Spinal cord injuries, whether people fully recover from them or not, require weeks and months to handle. When someone sustains an SCI, finding compensation for the cost of recovery tends to be an afterthought compared to the urgent nature of recovery.
According to Medical News Today, a person’s mortality risk in the first year is two to five times higher than average. Knowing what to expect in the days, weeks and months afterward may help guide how to manage recovery—both physically and financially.
After the hospital stabilizes a patient and performs any emergency surgery, his or her first few days may feel static. In order to reduce swelling and further damage, doctors may employ a neck brace or other means to keep movement to a minimum as they observe the initial recovery.
Rehabilitation begins as soon as it is safe. Patients may spend much of their time in a facility designed for regular rest and therapy before an eventual discharge.
By this point, patients have a general idea of what their future looks like and may have a long-term care plan to help over the coming months. Further recovery, physical therapy and rehabilitation happen as people adjust to whatever new normal they have ahead of them.

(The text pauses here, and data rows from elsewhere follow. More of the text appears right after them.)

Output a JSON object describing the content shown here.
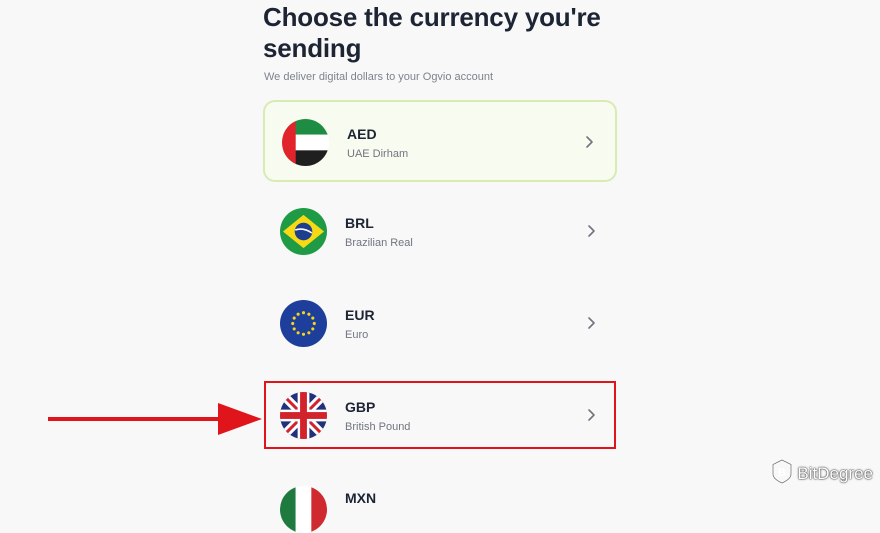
{
  "page": {
    "title": "Choose the currency you're sending",
    "subtitle": "We deliver digital dollars to your Ogvio account"
  },
  "currencies": [
    {
      "code": "AED",
      "name": "UAE Dirham",
      "flag": "uae-flag",
      "selected": true
    },
    {
      "code": "BRL",
      "name": "Brazilian Real",
      "flag": "brazil-flag",
      "selected": false
    },
    {
      "code": "EUR",
      "name": "Euro",
      "flag": "eu-flag",
      "selected": false
    },
    {
      "code": "GBP",
      "name": "British Pound",
      "flag": "uk-flag",
      "selected": false,
      "highlighted": true
    },
    {
      "code": "MXN",
      "name": "",
      "flag": "mexico-flag",
      "selected": false,
      "partial": true
    }
  ],
  "annotation": {
    "highlight_color": "#e0141b",
    "target": "GBP"
  },
  "watermark": {
    "text": "BitDegree"
  },
  "colors": {
    "selected_border": "#d8ebb2",
    "heading": "#1d2433",
    "muted": "#7d838d"
  }
}
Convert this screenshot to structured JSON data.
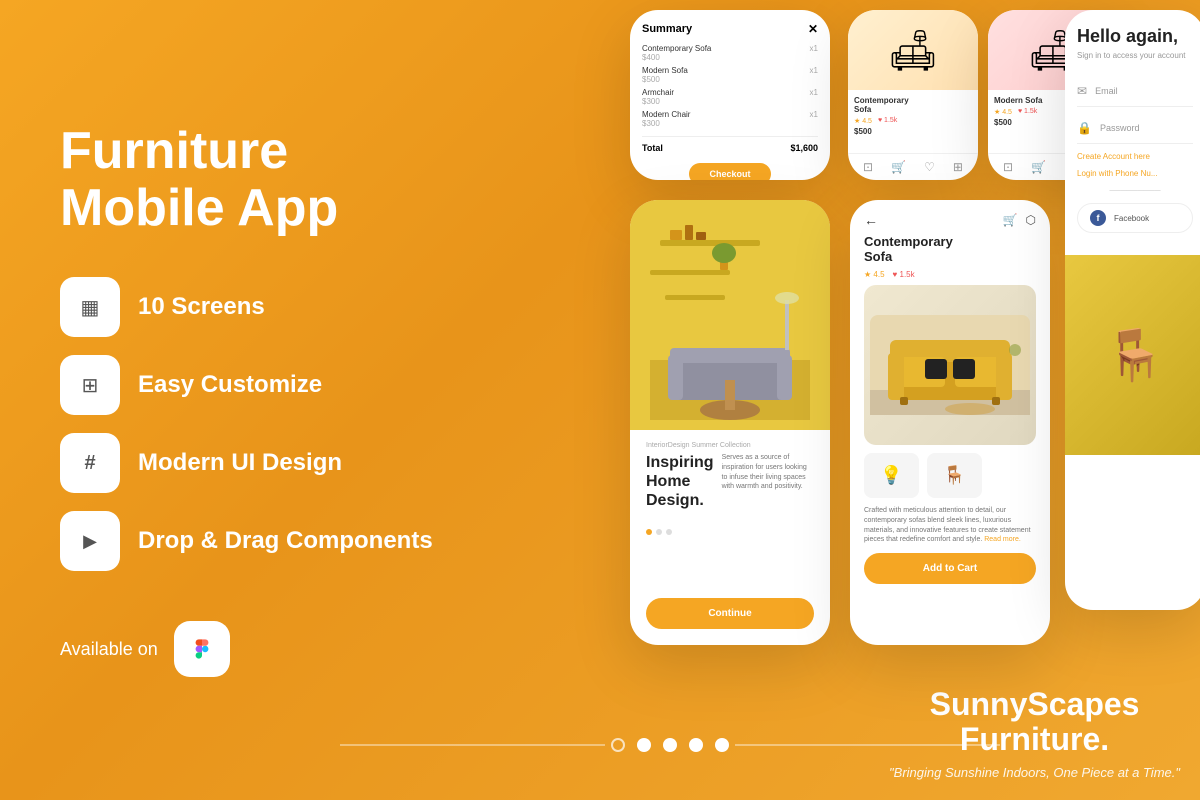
{
  "page": {
    "background": "#F5A623"
  },
  "left": {
    "title": "Furniture Mobile App",
    "features": [
      {
        "id": "screens",
        "icon": "▦",
        "label": "10 Screens"
      },
      {
        "id": "customize",
        "icon": "⊞",
        "label": "Easy Customize"
      },
      {
        "id": "modern",
        "icon": "#",
        "label": "Modern UI Design"
      },
      {
        "id": "dragdrop",
        "icon": "▶",
        "label": "Drop & Drag Components"
      }
    ],
    "available_text": "Available on",
    "figma_icon": "🎨"
  },
  "pagination": {
    "dots": [
      "empty",
      "filled",
      "filled",
      "filled",
      "filled"
    ]
  },
  "brand": {
    "name": "SunnyScapes\nFurniture.",
    "tagline": "\"Bringing Sunshine Indoors, One Piece at a Time.\""
  },
  "checkout_screen": {
    "title": "Summary",
    "items": [
      {
        "name": "Contemporary Sofa",
        "price": "$400",
        "qty": "x1"
      },
      {
        "name": "Modern Sofa",
        "price": "$500",
        "qty": "x1"
      },
      {
        "name": "Armchair",
        "price": "$300",
        "qty": "x1"
      },
      {
        "name": "Modern Chair",
        "price": "$300",
        "qty": "x1"
      }
    ],
    "total_label": "Total",
    "total_value": "$1,600",
    "button": "Checkout"
  },
  "product_card_1": {
    "name": "Contemporary\nSofa",
    "rating": "★ 4.5",
    "likes": "♥ 1.5k",
    "price": "$500"
  },
  "product_card_2": {
    "name": "Modern Sofa",
    "rating": "★ 4.5",
    "likes": "♥ 1.5k",
    "price": "$500"
  },
  "onboarding_screen": {
    "small_text": "InteriorDesign Summer Collection",
    "heading": "Inspiring\nHome Design.",
    "description": "Serves as a source of inspiration for users looking to infuse their living spaces with warmth and positivity.",
    "button": "Continue"
  },
  "detail_screen": {
    "product_name": "Contemporary\nSofa",
    "rating": "★ 4.5",
    "likes": "♥ 1.5k",
    "description": "Crafted with meticulous attention to detail, our contemporary sofas blend sleek lines, luxurious materials, and innovative features to create statement pieces that redefine comfort and style.",
    "read_more": "Read more.",
    "button": "Add to Cart"
  },
  "login_screen": {
    "hello": "Hello again,",
    "sub": "Sign in to access your account",
    "email_placeholder": "Email",
    "password_placeholder": "Password",
    "create_account": "Create Account here",
    "login_phone": "Login with Phone Nu...",
    "facebook": "Facebook"
  }
}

According to the National Spinal Cord Injury Statistical Center, the average first-year cost of SCIs ranges between $375,000 and over $1.14 million, depending on the severity. There are options to recover some or all of this financial burden for those facing such costs due to a negligent accident or otherwise.